When I purchased Giddings Lane, included in the price was a piano in my shed. Now, before you get all excited dream of hearing me tickle the ivories, please note these two things. 1, you do NOT want to hear me play the piano. My one year of lessons didn't really "take." 2, this piano was in BAD shape. It had been home to several cats (they left poo evidence,) significant water damage (the metal back is majorly rusted,) and is completely beyond restoring. (I did try several times to find a new home for the beast, but no one took me up on my offer.) sThat means that this piano is headed to the dump. Now, if you recall, I mentioned that the piano was in the shed in the backyard, not anywhere near a stable place to load a trailer with a 600+ pound piano. Notice the distance from the shed, whose door faces the backyard and the front of the carport.
So, when my sweet cousin Emily was down to see my niece Vaeh, she was cajoled/suckered into helping move the piano. You know how it goes, come play with the cute baby and do some massive physical labor. No big deal! Ha! We'll see if I can every convince her to come back...
Using an intricate system of walking 2 by 12's, dollies and tow straps, Marc, Sara and poor Emily rolled the piano to its new home in my carport. (didn't I mention it was a little crowded in there??)
After strapping the piano to the porch braces, there it sat for almost a month. Hey, others have pretty flowers and cute gnomes in their yard. Me? I have a giant poo-infested piano. (I know you're super jealous.)
Last weekend, in an effort to clean up my carport, I started to dismantle the giant monstronsity. In case you are curious, Bradford pianos are held together with 1,000 plus flathead screws and glue. All of the wood pieces instead of being screwed or nailed are just glued together. I did salvage the wood from the pieces I pulled off. (I was told the wood was walnut, which makes even a diehard paint fan like me cringe when I see the current finish.

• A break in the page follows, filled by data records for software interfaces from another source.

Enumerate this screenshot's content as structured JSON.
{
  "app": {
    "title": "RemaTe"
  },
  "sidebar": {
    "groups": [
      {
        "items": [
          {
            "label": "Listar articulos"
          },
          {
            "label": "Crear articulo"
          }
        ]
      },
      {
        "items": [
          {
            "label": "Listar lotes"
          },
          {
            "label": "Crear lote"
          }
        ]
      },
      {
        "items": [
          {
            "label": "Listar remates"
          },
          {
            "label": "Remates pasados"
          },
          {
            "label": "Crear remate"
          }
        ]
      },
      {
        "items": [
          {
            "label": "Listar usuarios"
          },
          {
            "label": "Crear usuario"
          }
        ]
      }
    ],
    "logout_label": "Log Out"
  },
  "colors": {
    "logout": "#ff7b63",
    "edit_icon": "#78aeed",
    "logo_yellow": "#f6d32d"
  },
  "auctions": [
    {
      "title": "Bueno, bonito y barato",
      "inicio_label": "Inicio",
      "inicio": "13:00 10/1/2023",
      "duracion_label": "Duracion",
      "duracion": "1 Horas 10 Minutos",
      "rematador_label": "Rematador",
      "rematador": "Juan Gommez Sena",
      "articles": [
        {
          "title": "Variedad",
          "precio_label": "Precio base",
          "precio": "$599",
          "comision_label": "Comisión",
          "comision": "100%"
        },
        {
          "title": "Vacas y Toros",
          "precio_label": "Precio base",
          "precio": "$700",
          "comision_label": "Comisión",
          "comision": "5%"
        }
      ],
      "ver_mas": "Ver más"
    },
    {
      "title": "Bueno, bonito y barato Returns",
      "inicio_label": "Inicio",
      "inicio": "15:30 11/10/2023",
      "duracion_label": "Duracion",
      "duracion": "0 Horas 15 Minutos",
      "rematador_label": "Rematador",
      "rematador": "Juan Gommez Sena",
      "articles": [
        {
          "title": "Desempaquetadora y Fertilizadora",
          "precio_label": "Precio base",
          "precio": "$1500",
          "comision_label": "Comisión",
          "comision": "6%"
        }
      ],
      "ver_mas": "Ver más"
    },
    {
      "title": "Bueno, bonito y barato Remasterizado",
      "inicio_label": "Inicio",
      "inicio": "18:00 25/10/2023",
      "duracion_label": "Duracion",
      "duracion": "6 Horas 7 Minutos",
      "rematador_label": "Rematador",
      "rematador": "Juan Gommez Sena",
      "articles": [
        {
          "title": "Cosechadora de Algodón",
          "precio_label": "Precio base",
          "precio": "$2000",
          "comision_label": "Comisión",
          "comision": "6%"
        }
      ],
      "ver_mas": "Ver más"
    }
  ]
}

The black finished piano was covered in nasty orange paint and then antiqued.)
With careful loosening and re-tightening of the tow straps, I unscrewed and removed the key covers and the face of the piano. To be completely honest, a piano is actually pretty cool underneath all of the wood.
After a couple of hours of un-engineering a piano, I now have this beauty sitting out front. Most of the keys are sitting out for the trashman, along with a couple of other unsalvageable parts. Current plans are to recycle the metal wall along the back somewhere, somehow. Otherwise, if anyone has any suggestions or wants a piece of my piano, leave me a comment or better yet, come pick up a part!
1 day ago